European stocks swooned at the start of dealings, but managed to limit losses afterwards. Main indices trade currently up to 0.5% softer. Main FI and FX markets felt no impact. On the contrary, yesterday’s moves were modestly prolonged. German yields add around 1.5 bps across the curve at the time of writing. Minutes of the previous ECB meeting showed an intense debate on rephrasing rate forward guidance. As a reminder: the new sophisticated instruction sounds like this: “the Governing Council expects the key ECB interest rates to remain at their present or lower levels until it sees inflation reaching two per cent well ahead of the end of its projection horizon and durably for the rest of the projection horizon, and it judges that realised progress in underlying inflation is sufficiently advanced to be consistent with inflation stabilising at two per cent over the medium term. This may also imply a transitory period in which inflation is moderately above target.” Minutes specified that this doesn’t necessary mean lower for longer compared to the previous guidance of “the Governing Council expects the key ECB interest rates to remain at their present or lower levels until it has seen the inflation outlook robustly converge to a level sufficiently close to, but below, 2% within its projection horizon, and such convergence has been consistently reflected in underlying inflation dynamics.” A debate on the future APP was pushed forward to one of the coming meetings. We continue to believe that the September 9 policy meeting is a wildcard in this respect given new growth and inflation forecasts and given the approaching March 2022 PEPP end date. Chief economist Lane yesterday hinted that time is on the central bank’s side, allowing room to only tackle the issue in December. Apart from Minutes and fairly stable US jobless claims (353k from 349k), the waiting game to Powell’s Jackson Hole address continues. US yields add 0.2 bps (2-yr) to 2.4 bps (10-yr). The US 10-yr yield tests first intermediate resistance at 1.38% (August high & 38% retracement on April/July correction lower). The key question remains whether or not the Fed governor sets out a blueprint for tapering asset purchases. A mid 2022 end to net purchases in combination with an end 2022 first rate hike is more or less becoming consensus scenario and will be the benchmark to interpret any market reaction. The dollar treaded water near opening levels for most of today’s session (1.1770), but gains some momentum as US traders enter dealings. The pair is currently seen around 1.1750. Sterling is underperformer amongst FX majors today with EUR/GBP rising from 0.8550 to 0.8570 and cable sliding towards 1.37. Both moves have no technical significance.
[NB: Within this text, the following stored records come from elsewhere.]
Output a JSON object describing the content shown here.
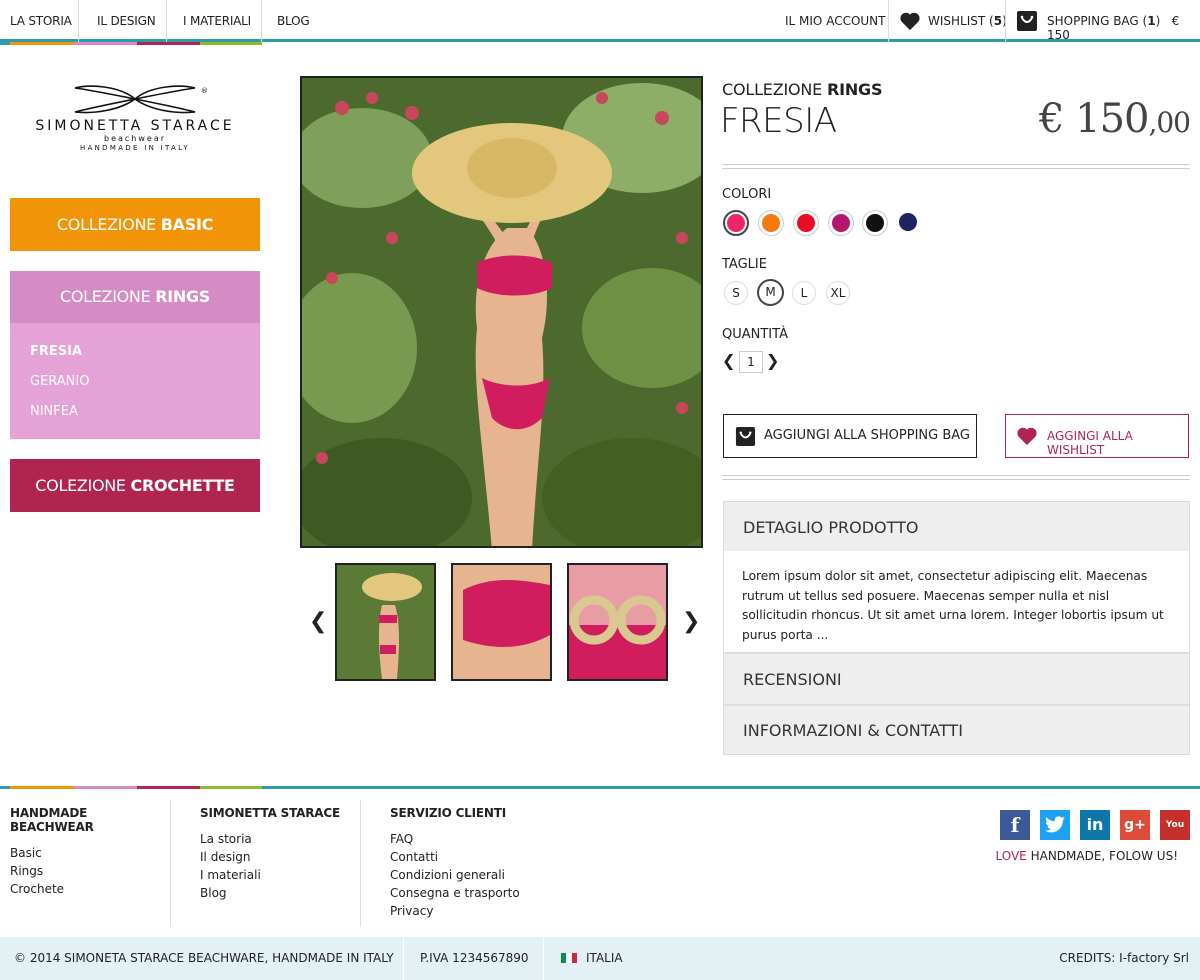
{
  "topnav": {
    "items": [
      "LA STORIA",
      "IL DESIGN",
      "I MATERIALI",
      "BLOG"
    ]
  },
  "account": {
    "my_account": "IL MIO ACCOUNT",
    "wishlist": "WISHLIST",
    "wishlist_count": "5",
    "bag": "SHOPPING BAG",
    "bag_count": "1",
    "bag_total": "€ 150"
  },
  "stripe_colors": [
    "#f29408",
    "#d58cc4",
    "#b0254f",
    "#8dbb2b"
  ],
  "logo": {
    "name": "SIMONETTA STARACE",
    "sub": "beachwear",
    "tagline": "HANDMADE IN ITALY",
    "reg": "®"
  },
  "sidebar": {
    "basic": {
      "prefix": "COLLEZIONE ",
      "bold": "BASIC"
    },
    "rings": {
      "prefix": "COLEZIONE ",
      "bold": "RINGS",
      "items": [
        "FRESIA",
        "GERANIO",
        "NINFEA"
      ]
    },
    "crochette": {
      "prefix": "COLEZIONE ",
      "bold": "CROCHETTE"
    }
  },
  "product": {
    "collection_prefix": "COLLEZIONE ",
    "collection_bold": "RINGS",
    "name": "FRESIA",
    "price_main": "€ 150",
    "price_cents": ",00",
    "colors_label": "COLORI",
    "colors": [
      "#f0236a",
      "#f57a09",
      "#ec0b23",
      "#b5176c",
      "#111111",
      "#1d2360"
    ],
    "sizes_label": "TAGLIE",
    "sizes": [
      "S",
      "M",
      "L",
      "XL"
    ],
    "selected_size": "M",
    "qty_label": "QUANTITÀ",
    "qty": "1",
    "add_bag": "AGGIUNGI ALLA SHOPPING BAG",
    "add_wish": "AGGINGI ALLA WISHLIST"
  },
  "accordion": {
    "detail": "DETAGLIO PRODOTTO",
    "detail_body": "Lorem ipsum dolor sit amet, consectetur adipiscing elit. Maecenas rutrum ut tellus sed posuere. Maecenas semper nulla et nisl sollicitudin rhoncus. Ut sit amet urna lorem. Integer lobortis ipsum ut purus porta ...",
    "reviews": "RECENSIONI",
    "info": "INFORMAZIONI & CONTATTI"
  },
  "footer": {
    "col1": {
      "title": "HANDMADE BEACHWEAR",
      "links": [
        "Basic",
        "Rings",
        "Crochete"
      ]
    },
    "col2": {
      "title": "SIMONETTA STARACE",
      "links": [
        "La storia",
        "Il design",
        "I materiali",
        "Blog"
      ]
    },
    "col3": {
      "title": "SERVIZIO CLIENTI",
      "links": [
        "FAQ",
        "Contatti",
        "Condizioni generali",
        "Consegna e trasporto",
        "Privacy"
      ]
    },
    "social": [
      "f",
      "t",
      "in",
      "g+",
      "You"
    ],
    "follow_love": "LOVE",
    "follow_rest": " HANDMADE, FOLOW US!"
  },
  "bottom": {
    "copyright": "© 2014 SIMONETA STARACE BEACHWARE, HANDMADE IN ITALY",
    "piva": "P.IVA 1234567890",
    "country": "ITALIA",
    "credits": "CREDITS: I-factory Srl"
  }
}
In the first auction after the central bank announced another 30bps rate hike and a reduction in the (weekly) amount of bond purchases, the Hungarian government cut back bond sales. The Government Debt Management Agency (AKK) sold 5bn HUF in a 5y auction (vs a 20bn HUF offer), 20bn HUF in a 10y auction (matching offer) and 10bn HUF in a 15y auction (vs 15bn HUF offer). Average yields at which were sold were up in every tenor compared to the previous auction and are up 5bp at the long end of the curve.
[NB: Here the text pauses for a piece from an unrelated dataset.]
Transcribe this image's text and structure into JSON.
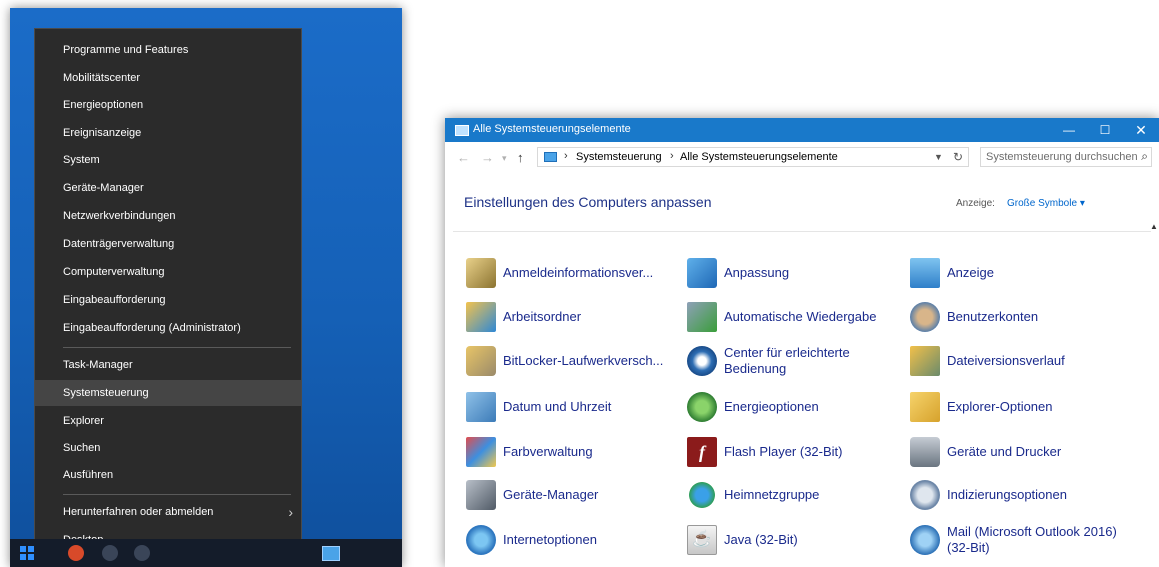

In its monthly economic report, the Japanese government said the economy continues to pick up but conditions remain severe due to the resurgence of Covid-19 infections and the resulting extended state of emergency curbs. It used stronger language when it warned for increased downside risks caused by the pandemic. It described consumer spending as weak, especially in the services sector. Given sluggish household demand, the government cut its assessment on imports for the first time in 10 months. It turned more optimistic on corporate profits though due to solid Q2 earnings among manufacturers as export strength continued.